You Said It: Help August Mission Provide Critical Relief and Improve Lives in Ukraine

As part of our “You Said It” Op-Ed series, we invite contributors to submit their opinion pieces. Have a submission? Contact us.

On Day 111 of Russia’s brutal invasion of Ukraine, we arrived in Warsaw eager to help. The U.S. embassy told us about August Mission. It was preparing to deploy food and medical supplies to Ukraine. They gave us a warm welcome and together, we secured the necessary paperwork for the border, collected donated medical supplies from various warehouses, purchased pallets of nutritious food from Polish stores, configured the items into vans, drove 200 + miles and unloaded at an empty warehouse just over the border in Ukraine. From there, the items were dispersed to displaced Ukrainians living in villages just outside Khmelnytsyi another 200 miles away. 

August Mission is a master at logistics. In basic terms, it gets needed items from Point A to Point B – with Point B being in a war zone. Its team is on the ground and first identifies the specific needs and then resources and delivers those needs. It tackles the problems that plague displaced people all the while demonstrating compassion and humanity and promoting dignity and respect.

Most everything the Ukrainians need can be found or purchased affordably in Poland. Through its skilled network, August Mission finds optimal pricing and tracks down donated items. On our way to Ukraine, we picked up donated items from other non-governmental organizations that were immediately needed such as a left-handed electric wheelchair for a Ukrainian solider who lost his right arm and leg last month.

There is a tendency for humans to donate things they have or personally like. In Poland, we visited warehouses packed with donations from well-intending donors from all over the world. Every donation isn’t automatically transported into Ukraine. The reason has to do with the complexity involved with border crossings and related expenses such as gas. On average, 18-wheeler semi-trucks wait in line for 3 days at the border before being allowed to cross and spend 7 days waiting to return. Each time a driver crosses the border, his passport is stamped, and it takes two months to get a new passport. As a result, careful consideration must be given as to what goes when.

August Mission’s solution has been to first identify items immediately needed and then to transport them in commercial vans with humanitarian labels which are permitted to cross the border in a matter of hours rather than days or weeks. Its drivers further minimize time at the border because the frequent crossings allow them to stay current with the constantly changing documentation requirements. August Mission fully loads each van so to maximize each border crossing.

On our last day in Warsaw, we met Bruce Roberts the CEO & Founder of August Mission. He encouraged us to tell others about August Mission’s response to the largest and fastest humanitarian crisis in recent times. Given the significant internal displacement, massive destruction and ongoing war, its work is far from over.

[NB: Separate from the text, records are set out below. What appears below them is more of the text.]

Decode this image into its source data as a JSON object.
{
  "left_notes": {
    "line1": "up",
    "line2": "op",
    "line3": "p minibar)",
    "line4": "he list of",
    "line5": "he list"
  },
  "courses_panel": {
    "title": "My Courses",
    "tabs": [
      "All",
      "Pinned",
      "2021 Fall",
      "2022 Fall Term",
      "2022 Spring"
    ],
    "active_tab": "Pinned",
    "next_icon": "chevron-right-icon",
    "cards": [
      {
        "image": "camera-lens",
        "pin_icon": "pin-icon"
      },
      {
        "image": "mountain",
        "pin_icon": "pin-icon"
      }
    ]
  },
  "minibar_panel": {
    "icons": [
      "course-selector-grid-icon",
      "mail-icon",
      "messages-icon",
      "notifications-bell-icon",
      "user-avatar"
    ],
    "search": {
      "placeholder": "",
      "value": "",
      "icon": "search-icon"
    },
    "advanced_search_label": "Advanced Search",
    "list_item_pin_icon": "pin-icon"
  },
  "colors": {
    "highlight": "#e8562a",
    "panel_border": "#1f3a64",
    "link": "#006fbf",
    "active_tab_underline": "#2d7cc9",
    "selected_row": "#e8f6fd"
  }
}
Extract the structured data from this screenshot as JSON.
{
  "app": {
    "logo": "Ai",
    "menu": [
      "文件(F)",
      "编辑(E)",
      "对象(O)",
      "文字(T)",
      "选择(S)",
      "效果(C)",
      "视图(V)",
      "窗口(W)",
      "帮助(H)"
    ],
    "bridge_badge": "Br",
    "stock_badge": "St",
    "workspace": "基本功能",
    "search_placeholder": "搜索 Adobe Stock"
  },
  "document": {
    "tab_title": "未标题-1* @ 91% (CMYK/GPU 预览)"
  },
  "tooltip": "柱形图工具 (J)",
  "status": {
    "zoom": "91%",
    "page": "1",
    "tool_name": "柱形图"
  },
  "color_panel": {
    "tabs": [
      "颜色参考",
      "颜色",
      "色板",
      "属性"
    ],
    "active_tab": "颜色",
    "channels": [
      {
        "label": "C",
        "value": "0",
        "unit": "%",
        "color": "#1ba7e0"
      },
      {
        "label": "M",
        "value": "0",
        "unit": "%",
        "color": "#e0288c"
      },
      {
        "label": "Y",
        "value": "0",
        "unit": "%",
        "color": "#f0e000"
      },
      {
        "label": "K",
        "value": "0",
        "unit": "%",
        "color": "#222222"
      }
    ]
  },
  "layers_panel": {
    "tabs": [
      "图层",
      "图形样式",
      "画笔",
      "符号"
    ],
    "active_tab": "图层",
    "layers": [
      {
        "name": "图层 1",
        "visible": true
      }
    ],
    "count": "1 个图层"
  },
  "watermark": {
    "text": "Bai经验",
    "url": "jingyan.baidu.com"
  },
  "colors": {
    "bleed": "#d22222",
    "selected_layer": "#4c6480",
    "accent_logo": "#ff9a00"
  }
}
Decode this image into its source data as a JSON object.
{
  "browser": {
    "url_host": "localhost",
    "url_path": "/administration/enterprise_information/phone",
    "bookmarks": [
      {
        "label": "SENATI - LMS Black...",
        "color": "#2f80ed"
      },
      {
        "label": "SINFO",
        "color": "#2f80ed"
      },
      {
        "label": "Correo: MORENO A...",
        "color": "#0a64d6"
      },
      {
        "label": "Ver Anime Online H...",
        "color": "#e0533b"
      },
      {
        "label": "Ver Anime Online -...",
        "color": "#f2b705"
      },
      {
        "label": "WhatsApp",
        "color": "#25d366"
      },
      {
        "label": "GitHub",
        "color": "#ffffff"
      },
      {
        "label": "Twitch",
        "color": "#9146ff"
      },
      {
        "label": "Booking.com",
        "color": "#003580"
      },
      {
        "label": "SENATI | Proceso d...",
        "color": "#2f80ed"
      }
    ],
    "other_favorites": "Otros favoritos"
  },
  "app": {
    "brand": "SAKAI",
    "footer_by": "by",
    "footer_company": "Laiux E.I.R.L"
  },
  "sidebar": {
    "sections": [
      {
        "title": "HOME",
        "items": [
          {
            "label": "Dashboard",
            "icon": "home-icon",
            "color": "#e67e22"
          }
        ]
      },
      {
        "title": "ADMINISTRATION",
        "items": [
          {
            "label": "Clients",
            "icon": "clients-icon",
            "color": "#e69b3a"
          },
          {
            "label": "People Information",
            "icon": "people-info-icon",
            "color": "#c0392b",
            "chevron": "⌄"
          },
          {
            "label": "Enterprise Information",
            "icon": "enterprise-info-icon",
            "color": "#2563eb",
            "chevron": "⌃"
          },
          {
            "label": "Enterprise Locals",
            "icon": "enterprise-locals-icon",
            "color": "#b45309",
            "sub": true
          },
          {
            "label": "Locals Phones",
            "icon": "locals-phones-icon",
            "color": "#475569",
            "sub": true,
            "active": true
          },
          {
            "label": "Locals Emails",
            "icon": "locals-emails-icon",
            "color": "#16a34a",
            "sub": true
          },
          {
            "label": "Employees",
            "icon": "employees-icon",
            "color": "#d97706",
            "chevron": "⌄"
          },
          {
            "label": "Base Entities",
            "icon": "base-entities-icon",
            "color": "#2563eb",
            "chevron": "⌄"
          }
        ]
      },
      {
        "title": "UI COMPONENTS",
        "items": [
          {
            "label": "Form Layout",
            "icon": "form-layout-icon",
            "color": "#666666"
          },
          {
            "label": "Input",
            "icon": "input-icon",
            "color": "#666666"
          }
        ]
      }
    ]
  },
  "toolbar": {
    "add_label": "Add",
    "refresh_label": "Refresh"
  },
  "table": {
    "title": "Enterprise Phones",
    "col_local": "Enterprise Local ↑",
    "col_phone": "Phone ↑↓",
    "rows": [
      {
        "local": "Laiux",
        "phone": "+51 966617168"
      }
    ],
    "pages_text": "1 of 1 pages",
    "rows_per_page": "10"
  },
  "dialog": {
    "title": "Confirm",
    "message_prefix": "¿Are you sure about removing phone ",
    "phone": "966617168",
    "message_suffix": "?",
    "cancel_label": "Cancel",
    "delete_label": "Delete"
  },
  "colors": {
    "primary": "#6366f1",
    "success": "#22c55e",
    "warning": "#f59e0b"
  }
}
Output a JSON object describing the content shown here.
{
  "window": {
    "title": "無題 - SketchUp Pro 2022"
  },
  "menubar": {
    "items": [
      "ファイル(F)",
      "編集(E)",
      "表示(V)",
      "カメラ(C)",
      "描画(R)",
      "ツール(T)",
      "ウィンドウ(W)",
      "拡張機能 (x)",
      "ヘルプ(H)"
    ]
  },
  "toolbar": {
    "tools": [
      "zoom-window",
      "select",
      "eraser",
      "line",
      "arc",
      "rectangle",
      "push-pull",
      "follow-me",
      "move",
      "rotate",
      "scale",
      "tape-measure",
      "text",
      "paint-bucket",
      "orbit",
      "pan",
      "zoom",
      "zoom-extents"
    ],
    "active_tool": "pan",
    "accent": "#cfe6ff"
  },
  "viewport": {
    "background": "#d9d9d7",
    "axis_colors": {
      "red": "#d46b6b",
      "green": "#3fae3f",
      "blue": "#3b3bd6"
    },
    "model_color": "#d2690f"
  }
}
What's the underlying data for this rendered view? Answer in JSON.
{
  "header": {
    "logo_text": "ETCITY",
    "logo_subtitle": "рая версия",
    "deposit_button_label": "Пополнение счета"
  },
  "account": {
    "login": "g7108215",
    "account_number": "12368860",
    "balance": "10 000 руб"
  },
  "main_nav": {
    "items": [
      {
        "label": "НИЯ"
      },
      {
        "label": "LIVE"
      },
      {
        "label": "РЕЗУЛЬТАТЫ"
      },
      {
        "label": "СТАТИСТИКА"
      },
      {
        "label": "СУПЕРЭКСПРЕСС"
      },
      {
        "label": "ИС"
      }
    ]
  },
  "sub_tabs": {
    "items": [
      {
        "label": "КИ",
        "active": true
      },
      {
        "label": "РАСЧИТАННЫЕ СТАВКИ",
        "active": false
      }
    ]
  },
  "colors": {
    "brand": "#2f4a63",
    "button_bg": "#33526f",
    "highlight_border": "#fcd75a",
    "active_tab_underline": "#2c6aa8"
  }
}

In a land where there has been so much historical suffering, the Polish and Ukrainian citizens are treating each other with kindness and exhibiting the best of humanity. Their spirit is unwavering and capacity to make the best of things admirable. Also awe-inspiring are the steadfast volunteers who have come from all corners of the world — including Russia. If you would like to contribute to the aid effort, please consider donating to August Mission. August Mission’s expertise on the ground gets people in need the items they most need. Here is the link to donate (please write “Better” in the “What is this donation for?” field).

Thank you. Dziękuję. Дякую.
Rachel & Asher Waimon
Winnetka, IL

August Mission is a U.S.-based non-governmental organization that works with the Polish government and other local organizations, such as the Front Pomocy Ukraine (FPU), to provide Ukrainian refugees and displaced persons with goods and medical care. It arrived in Warsaw on Feb 25th with 1400 pounds of medical supplies and has been a central part of the humanitarian effort. August Mission is committed to reducing human suffering by developing solutions to the complex problems associated with lawful humanitarian support, recovery, and resettlement of displaced persons, persecuted groups/individuals and those left behind.

More From Better: